Jonathan I. Salazar has been involved in New Mexico 4H for 12 years. He played LAHS varsity football, and he is involved at the local, state, and national levels in DECA (a high school and college business management organization). One of his teachers, Stephanie Hailey, wrote, “Jonathan is very hard working, and he is a motivation and inspiration to other students …. He is extremely talented in academics and also actively participates in many extracurricular activities. Jonathan is a member of the National Honor Society and the nationally ranked Hilltalkers speech and debate team. He excels as a sportsman, and, in 2013, he won the national NFAA (National Field Archery Association) archery championships.” Salazar himself wrote: “…I was born and raised in Northern New Mexico. I was raised by my single mother with the help of my grandfather. My mother always wanted the best for me, so she sacrificed a lot to send me to the best public high school in New Mexico (LAHS) … I help my mom with my two young siblings, and I manage to participate in varsity athletics … I also have dedicated my last four to five years to assisting with the daily care of my grandfather. There once was a time that he took care of me, and now I am taking care of him. He is a great inspiration to me … My grandfather never received a degree nor did he complete anything beyond a high school diploma, but through hard work, perseverance, and dedication, he made a difference in the lives of others. He was a community leader and advocate for the less fortunate. My grandfather inspired me to get a formal education and continue in his footsteps by giving back and helping those less fortunate than myself….”

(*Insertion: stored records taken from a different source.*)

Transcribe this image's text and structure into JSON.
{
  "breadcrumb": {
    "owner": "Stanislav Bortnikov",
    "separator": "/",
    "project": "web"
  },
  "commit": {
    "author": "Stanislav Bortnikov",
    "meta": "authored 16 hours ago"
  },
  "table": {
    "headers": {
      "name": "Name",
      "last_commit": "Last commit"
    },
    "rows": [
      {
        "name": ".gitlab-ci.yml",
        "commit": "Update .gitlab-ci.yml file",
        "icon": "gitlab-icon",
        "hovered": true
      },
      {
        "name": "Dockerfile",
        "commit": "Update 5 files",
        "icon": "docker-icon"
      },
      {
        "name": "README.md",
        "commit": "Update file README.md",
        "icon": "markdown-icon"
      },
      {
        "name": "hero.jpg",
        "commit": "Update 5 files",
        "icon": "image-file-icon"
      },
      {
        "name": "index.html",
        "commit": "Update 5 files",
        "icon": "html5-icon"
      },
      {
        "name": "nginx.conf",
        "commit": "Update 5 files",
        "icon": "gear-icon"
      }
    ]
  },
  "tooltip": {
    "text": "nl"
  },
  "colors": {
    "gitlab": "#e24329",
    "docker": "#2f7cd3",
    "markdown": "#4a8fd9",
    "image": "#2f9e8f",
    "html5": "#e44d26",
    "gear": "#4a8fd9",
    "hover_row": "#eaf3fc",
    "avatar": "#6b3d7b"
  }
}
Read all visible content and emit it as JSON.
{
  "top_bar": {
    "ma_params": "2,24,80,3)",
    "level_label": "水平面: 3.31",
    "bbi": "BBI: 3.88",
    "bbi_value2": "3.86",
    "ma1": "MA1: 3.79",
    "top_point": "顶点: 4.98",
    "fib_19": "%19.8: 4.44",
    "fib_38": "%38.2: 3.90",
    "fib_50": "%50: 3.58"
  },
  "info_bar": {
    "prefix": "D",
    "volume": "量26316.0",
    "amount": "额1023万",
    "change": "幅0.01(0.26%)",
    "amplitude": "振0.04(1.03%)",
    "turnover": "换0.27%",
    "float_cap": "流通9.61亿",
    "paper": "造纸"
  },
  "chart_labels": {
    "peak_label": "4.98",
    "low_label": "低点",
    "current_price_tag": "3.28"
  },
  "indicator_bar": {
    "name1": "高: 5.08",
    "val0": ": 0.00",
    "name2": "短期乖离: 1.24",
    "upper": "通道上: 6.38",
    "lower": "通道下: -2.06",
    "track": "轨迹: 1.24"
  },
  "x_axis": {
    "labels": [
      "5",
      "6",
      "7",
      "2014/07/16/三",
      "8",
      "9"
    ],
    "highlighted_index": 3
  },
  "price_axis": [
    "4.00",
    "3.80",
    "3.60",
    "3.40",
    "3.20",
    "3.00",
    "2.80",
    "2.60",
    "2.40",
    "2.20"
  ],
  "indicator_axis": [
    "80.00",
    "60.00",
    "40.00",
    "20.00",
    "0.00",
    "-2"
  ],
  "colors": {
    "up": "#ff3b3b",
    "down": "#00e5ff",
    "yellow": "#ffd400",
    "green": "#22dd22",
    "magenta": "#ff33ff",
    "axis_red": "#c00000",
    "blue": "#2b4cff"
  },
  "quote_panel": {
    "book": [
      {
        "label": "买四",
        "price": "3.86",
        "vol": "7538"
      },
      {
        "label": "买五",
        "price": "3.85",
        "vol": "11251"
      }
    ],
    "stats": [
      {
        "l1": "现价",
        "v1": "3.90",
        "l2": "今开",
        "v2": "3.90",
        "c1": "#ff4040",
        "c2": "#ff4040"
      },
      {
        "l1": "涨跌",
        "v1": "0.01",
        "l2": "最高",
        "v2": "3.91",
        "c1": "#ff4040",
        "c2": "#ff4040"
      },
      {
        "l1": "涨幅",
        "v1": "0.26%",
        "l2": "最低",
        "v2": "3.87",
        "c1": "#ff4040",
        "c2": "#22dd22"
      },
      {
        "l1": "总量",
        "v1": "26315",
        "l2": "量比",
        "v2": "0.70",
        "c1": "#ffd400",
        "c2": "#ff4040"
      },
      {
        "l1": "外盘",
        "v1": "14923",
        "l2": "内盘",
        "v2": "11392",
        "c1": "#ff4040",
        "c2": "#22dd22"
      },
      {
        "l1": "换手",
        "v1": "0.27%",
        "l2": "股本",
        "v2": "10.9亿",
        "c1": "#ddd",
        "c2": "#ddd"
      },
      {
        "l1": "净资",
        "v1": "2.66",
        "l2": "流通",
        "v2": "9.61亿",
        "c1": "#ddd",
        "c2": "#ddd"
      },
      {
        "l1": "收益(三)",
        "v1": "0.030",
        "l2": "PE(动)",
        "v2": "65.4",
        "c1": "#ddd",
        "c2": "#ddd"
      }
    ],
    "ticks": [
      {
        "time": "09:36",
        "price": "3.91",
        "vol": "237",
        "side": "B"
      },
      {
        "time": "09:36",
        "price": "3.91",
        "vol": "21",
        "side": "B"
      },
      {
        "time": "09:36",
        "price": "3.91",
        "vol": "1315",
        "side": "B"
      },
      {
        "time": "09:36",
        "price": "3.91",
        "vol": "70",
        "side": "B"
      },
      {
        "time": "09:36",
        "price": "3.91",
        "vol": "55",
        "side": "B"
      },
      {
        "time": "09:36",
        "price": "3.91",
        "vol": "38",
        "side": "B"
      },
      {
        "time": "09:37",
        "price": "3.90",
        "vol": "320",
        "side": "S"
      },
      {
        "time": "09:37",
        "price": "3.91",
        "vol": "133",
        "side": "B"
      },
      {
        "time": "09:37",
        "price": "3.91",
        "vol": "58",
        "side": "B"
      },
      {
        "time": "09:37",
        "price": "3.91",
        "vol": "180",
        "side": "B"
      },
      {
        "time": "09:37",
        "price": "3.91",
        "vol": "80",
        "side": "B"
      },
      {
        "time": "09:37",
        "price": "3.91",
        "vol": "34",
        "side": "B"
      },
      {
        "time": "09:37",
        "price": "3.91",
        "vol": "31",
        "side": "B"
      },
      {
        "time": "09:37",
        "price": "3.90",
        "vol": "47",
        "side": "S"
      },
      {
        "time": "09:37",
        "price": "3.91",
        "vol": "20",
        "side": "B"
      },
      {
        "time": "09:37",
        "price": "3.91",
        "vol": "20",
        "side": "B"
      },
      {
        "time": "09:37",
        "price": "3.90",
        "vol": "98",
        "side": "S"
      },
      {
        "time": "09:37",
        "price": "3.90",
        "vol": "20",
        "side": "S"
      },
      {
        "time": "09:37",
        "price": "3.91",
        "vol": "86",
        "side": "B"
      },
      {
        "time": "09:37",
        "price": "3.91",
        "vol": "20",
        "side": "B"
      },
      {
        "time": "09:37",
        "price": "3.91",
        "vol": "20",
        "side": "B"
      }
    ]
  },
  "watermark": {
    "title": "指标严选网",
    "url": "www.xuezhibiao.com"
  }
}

Anna Tompkins wants to be a teacher, perhaps in a Christian school overseas. She has been homeschooled, and her résumé lists considerable volunteer work for her church. She has also been a volunteer with HOPE Pregnancy Care Center; a volunteer in a second-grade classroom of the Los Alamos Public Schools; and a volunteer juror on the Teen Court. Her background includes seven years of competition experience in speech and debate, multiple years of competition in swimming “with teams such as Los Alamos Aquatomics and Machine Aquatics.” In her essay, she wrote, “When I look to my future goals, I find that I always return to my desire to serve others. I believe that service isn’t a weekly duty but a joyously purposeful lifestyle. The college degree I would like to acquire is in Bible teaching. Such a degree would allow me to minister and serve others, both instructing them for the future and learning to meet their needs in the present. Along with my degree, I want to continue to serve in my local community and ultimately selflessly serve my own family as a wife and mother. I think the most important thing I’ve learned about service is that while it does change me, it isn’t about me. It’s about seeing a need and choosing not to turn a blind eye. It’s about putting someone else’s needs above your own, and it’s about consistent love for others, whether they are second graders or peers….”